It is also crucial to remember why films such as Mission Majnu keep being made. To put it simply, for elections to be won, sometimes people must find something more sacred than their own well-being, and the sanctity of human life across the border, sometimes within it too. So, the Joylands won’t make the cut and the Main Hoon Nas must become a thing of the past. Soft and genteel men in rom-coms will have to make a switch to stepping on flags to be heroes because films perpetuating and nurturing a pro-war narrative are perfect.
They are arousing enough to justify the cost and lives lost to militarism, galvanising enough to keep young minds who should be otherwise holding you accountable occupied in mongering for these forever wars, and generally ever so impressive a technique, in the sense that it makes you the awardee of national credence every time without fail for being the hateful warmongering person you are. Because you contorted the definition of what it means to be a patriot to the contorted hate-mongering agenda that serves you.

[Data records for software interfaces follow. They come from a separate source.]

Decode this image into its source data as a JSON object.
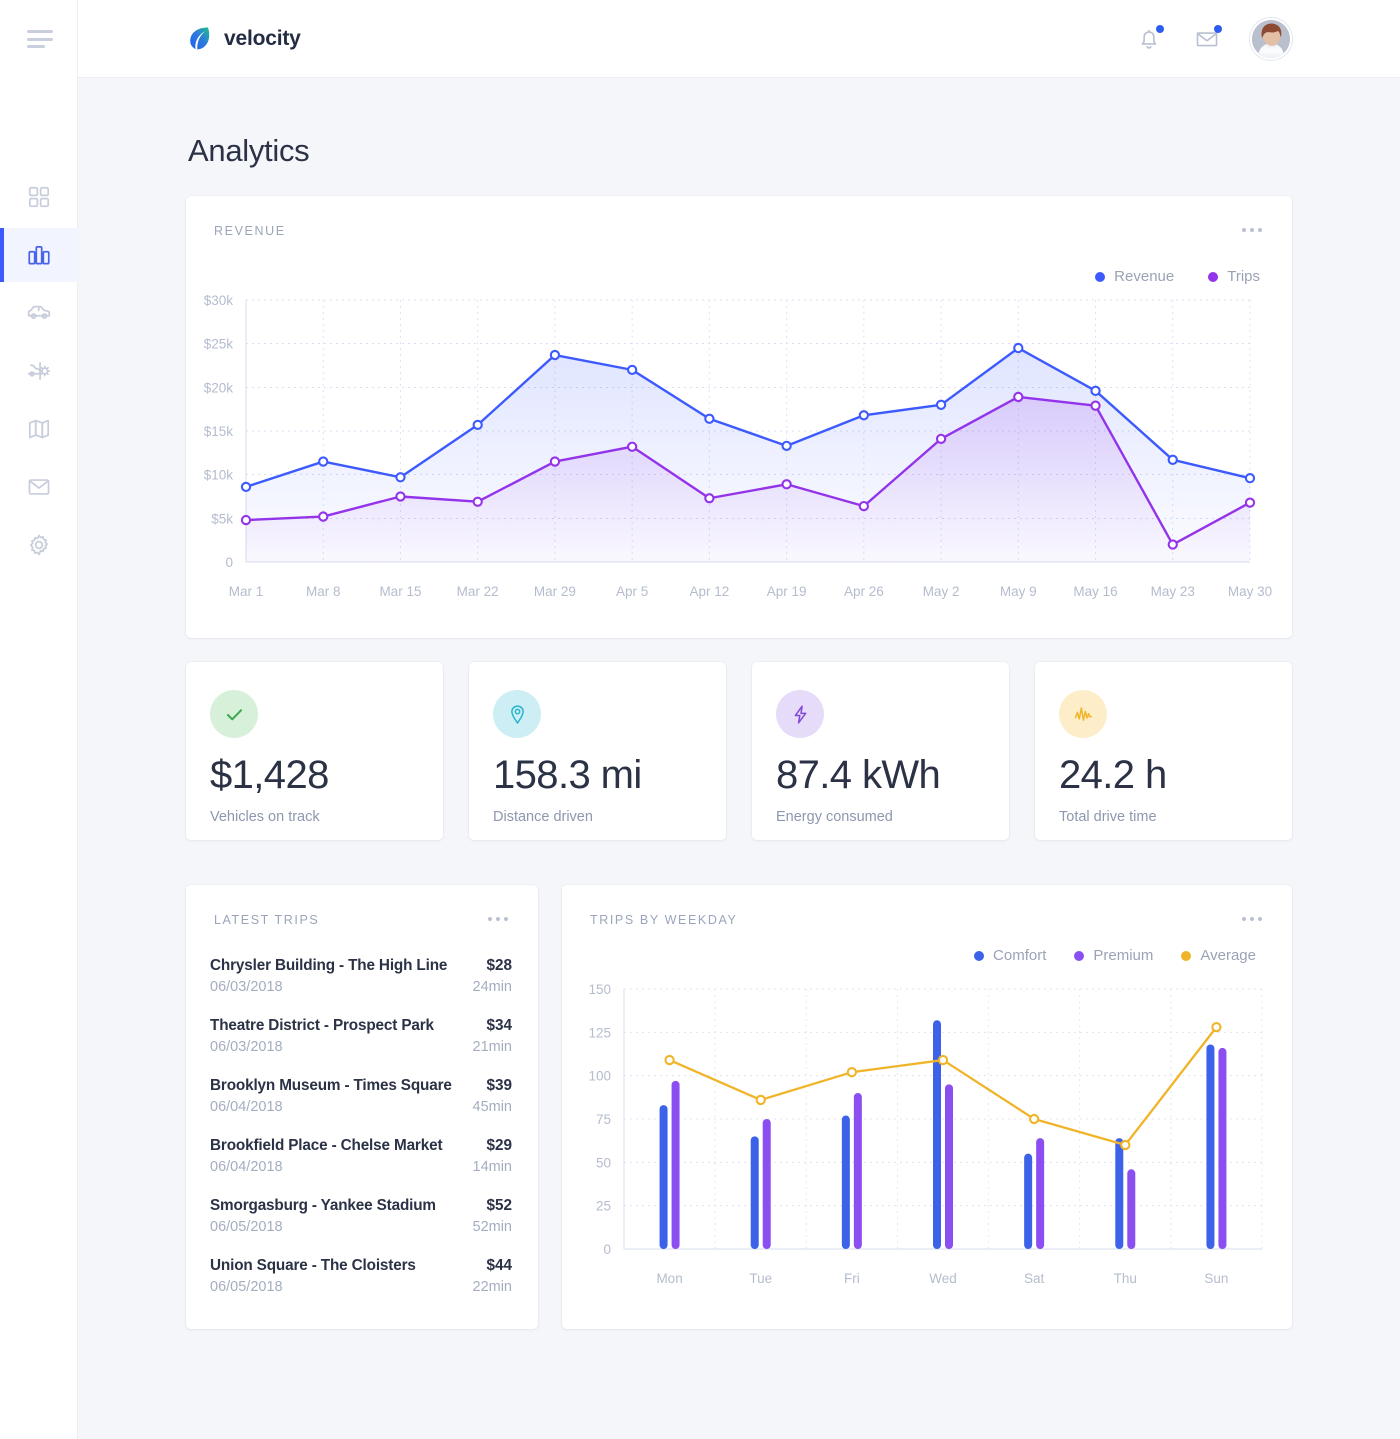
{
  "brand": {
    "name": "velocity",
    "logo_icon": "leaf-logo-icon"
  },
  "sidebar": {
    "menu_icon": "hamburger-menu-icon",
    "items": [
      {
        "name": "dashboard",
        "icon": "grid-icon",
        "active": false
      },
      {
        "name": "analytics",
        "icon": "bar-chart-icon",
        "active": true
      },
      {
        "name": "vehicles",
        "icon": "car-icon",
        "active": false
      },
      {
        "name": "maintenance",
        "icon": "car-settings-icon",
        "active": false
      },
      {
        "name": "map",
        "icon": "map-icon",
        "active": false
      },
      {
        "name": "messages",
        "icon": "mail-icon",
        "active": false
      },
      {
        "name": "settings",
        "icon": "gear-icon",
        "active": false
      }
    ]
  },
  "topbar": {
    "notifications_icon": "bell-icon",
    "messages_icon": "envelope-icon",
    "avatar": "user-avatar",
    "has_notification_badge": true,
    "has_message_badge": true
  },
  "page": {
    "title": "Analytics"
  },
  "revenue_card": {
    "label": "Revenue",
    "menu": "more-options"
  },
  "stats": [
    {
      "value": "$1,428",
      "caption": "Vehicles on track",
      "icon": "check-icon",
      "icon_bg": "#d7f0d9",
      "icon_color": "#3faa50"
    },
    {
      "value": "158.3 mi",
      "caption": "Distance driven",
      "icon": "map-pin-icon",
      "icon_bg": "#cdeef5",
      "icon_color": "#28b3cc"
    },
    {
      "value": "87.4 kWh",
      "caption": "Energy consumed",
      "icon": "lightning-bolt-icon",
      "icon_bg": "#e6dbf8",
      "icon_color": "#8249d6"
    },
    {
      "value": "24.2 h",
      "caption": "Total drive time",
      "icon": "activity-pulse-icon",
      "icon_bg": "#fdeec9",
      "icon_color": "#f1b52a"
    }
  ],
  "trips_card": {
    "label": "Latest trips",
    "menu": "more-options",
    "items": [
      {
        "name": "Chrysler Building - The High Line",
        "price": "$28",
        "date": "06/03/2018",
        "duration": "24min"
      },
      {
        "name": "Theatre District - Prospect Park",
        "price": "$34",
        "date": "06/03/2018",
        "duration": "21min"
      },
      {
        "name": "Brooklyn Museum - Times Square",
        "price": "$39",
        "date": "06/04/2018",
        "duration": "45min"
      },
      {
        "name": "Brookfield Place - Chelse Market",
        "price": "$29",
        "date": "06/04/2018",
        "duration": "14min"
      },
      {
        "name": "Smorgasburg - Yankee Stadium",
        "price": "$52",
        "date": "06/05/2018",
        "duration": "52min"
      },
      {
        "name": "Union Square - The Cloisters",
        "price": "$44",
        "date": "06/05/2018",
        "duration": "22min"
      }
    ]
  },
  "weekday_card": {
    "label": "Trips by weekday",
    "menu": "more-options"
  },
  "colors": {
    "blue": "#3d5afe",
    "purple": "#9333ea",
    "yellow": "#f0b429",
    "bar_blue": "#3b62e8",
    "bar_purple": "#8b4ef0",
    "text_dark": "#2b3246",
    "text_muted": "#9aa5bb",
    "bg": "#f4f6fa"
  },
  "chart_data": [
    {
      "type": "area",
      "title": "Revenue",
      "xlabel": "",
      "ylabel": "",
      "ylim": [
        0,
        30000
      ],
      "yticks": [
        0,
        5000,
        10000,
        15000,
        20000,
        25000,
        30000
      ],
      "ytick_labels": [
        "0",
        "$5k",
        "$10k",
        "$15k",
        "$20k",
        "$25k",
        "$30k"
      ],
      "grid": true,
      "legend_position": "top-right",
      "categories": [
        "Mar 1",
        "Mar 8",
        "Mar 15",
        "Mar 22",
        "Mar 29",
        "Apr 5",
        "Apr 12",
        "Apr 19",
        "Apr 26",
        "May 2",
        "May 9",
        "May 16",
        "May 23",
        "May 30"
      ],
      "series": [
        {
          "name": "Revenue",
          "color": "#3d5afe",
          "values": [
            8600,
            11500,
            9700,
            15700,
            23700,
            22000,
            16400,
            13300,
            16800,
            18000,
            24500,
            19600,
            11700,
            9600
          ]
        },
        {
          "name": "Trips",
          "color": "#9333ea",
          "values": [
            4800,
            5200,
            7500,
            6900,
            11500,
            13200,
            7300,
            8900,
            6400,
            14100,
            18900,
            17900,
            2000,
            6800
          ]
        }
      ],
      "note": "14 x positions; series values listed per x from Mar 1 through May 30 using nearest-tick estimates"
    },
    {
      "type": "bar",
      "title": "Trips by weekday",
      "xlabel": "",
      "ylabel": "",
      "ylim": [
        0,
        150
      ],
      "yticks": [
        0,
        25,
        50,
        75,
        100,
        125,
        150
      ],
      "ytick_labels": [
        "0",
        "25",
        "50",
        "75",
        "100",
        "125",
        "150"
      ],
      "grid": true,
      "legend_position": "top-right",
      "categories": [
        "Mon",
        "Tue",
        "Fri",
        "Wed",
        "Sat",
        "Thu",
        "Sun"
      ],
      "series": [
        {
          "name": "Comfort",
          "type": "bar",
          "color": "#3b62e8",
          "values": [
            83,
            65,
            77,
            132,
            55,
            64,
            118
          ]
        },
        {
          "name": "Premium",
          "type": "bar",
          "color": "#8b4ef0",
          "values": [
            97,
            75,
            90,
            95,
            64,
            46,
            116
          ]
        },
        {
          "name": "Average",
          "type": "line",
          "color": "#f0b429",
          "values": [
            109,
            86,
            102,
            109,
            75,
            60,
            128
          ]
        }
      ]
    }
  ]
}
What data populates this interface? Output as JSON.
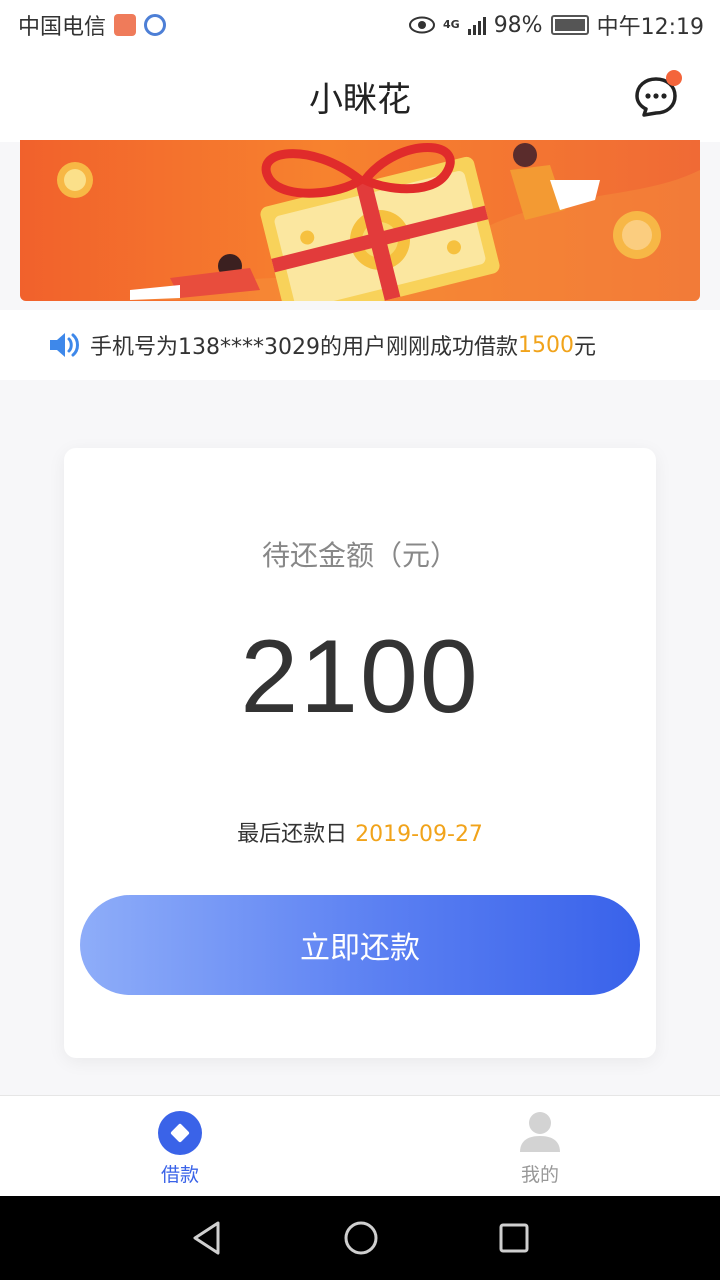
{
  "status_bar": {
    "carrier": "中国电信",
    "battery": "98%",
    "time": "中午12:19",
    "network": "4G"
  },
  "header": {
    "title": "小眯花"
  },
  "notice": {
    "prefix": "手机号为138****3029的用户刚刚成功借款",
    "amount": "1500",
    "suffix": "元"
  },
  "card": {
    "label": "待还金额（元）",
    "amount": "2100",
    "due_label": "最后还款日",
    "due_date": "2019-09-27",
    "button_label": "立即还款"
  },
  "bottom_nav": {
    "items": [
      {
        "label": "借款",
        "icon": "loan-diamond-icon",
        "active": true
      },
      {
        "label": "我的",
        "icon": "user-icon",
        "active": false
      }
    ]
  },
  "colors": {
    "accent": "#3a63e8",
    "highlight": "#f1a31a",
    "banner": "#f1612c",
    "badge": "#f4653b"
  }
}
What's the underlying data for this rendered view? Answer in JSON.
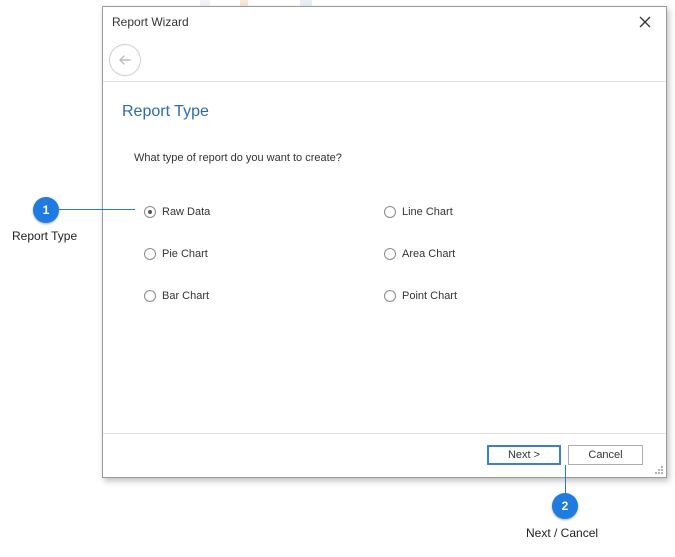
{
  "dialog": {
    "title": "Report Wizard",
    "section_title": "Report Type",
    "question": "What type of report do you want to create?",
    "options": [
      {
        "label": "Raw Data",
        "checked": true
      },
      {
        "label": "Pie Chart",
        "checked": false
      },
      {
        "label": "Bar Chart",
        "checked": false
      },
      {
        "label": "Line Chart",
        "checked": false
      },
      {
        "label": "Area Chart",
        "checked": false
      },
      {
        "label": "Point Chart",
        "checked": false
      }
    ],
    "next_label": "Next >",
    "cancel_label": "Cancel"
  },
  "callouts": [
    {
      "number": "1",
      "label": "Report Type"
    },
    {
      "number": "2",
      "label": "Next / Cancel"
    }
  ],
  "colors": {
    "accent": "#1f7be0",
    "section_title": "#2b6cb0"
  },
  "icons": {
    "close": "close-icon",
    "back": "back-arrow-icon"
  }
}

If we are to get inspired by true events, we must not give in to this bleakness. We must use art to spread peace and harmony by telling meaningful stories about our personal histories, traumas, and struggles that inspire connection. For that to happen, rational minds must resist, question, and reject these hateful discourses and make it a point to understand that our mutual struggles with poverty, education inequality, and extremism definitely won’t end just because Mr Modi from New Dehli is ready to go to war.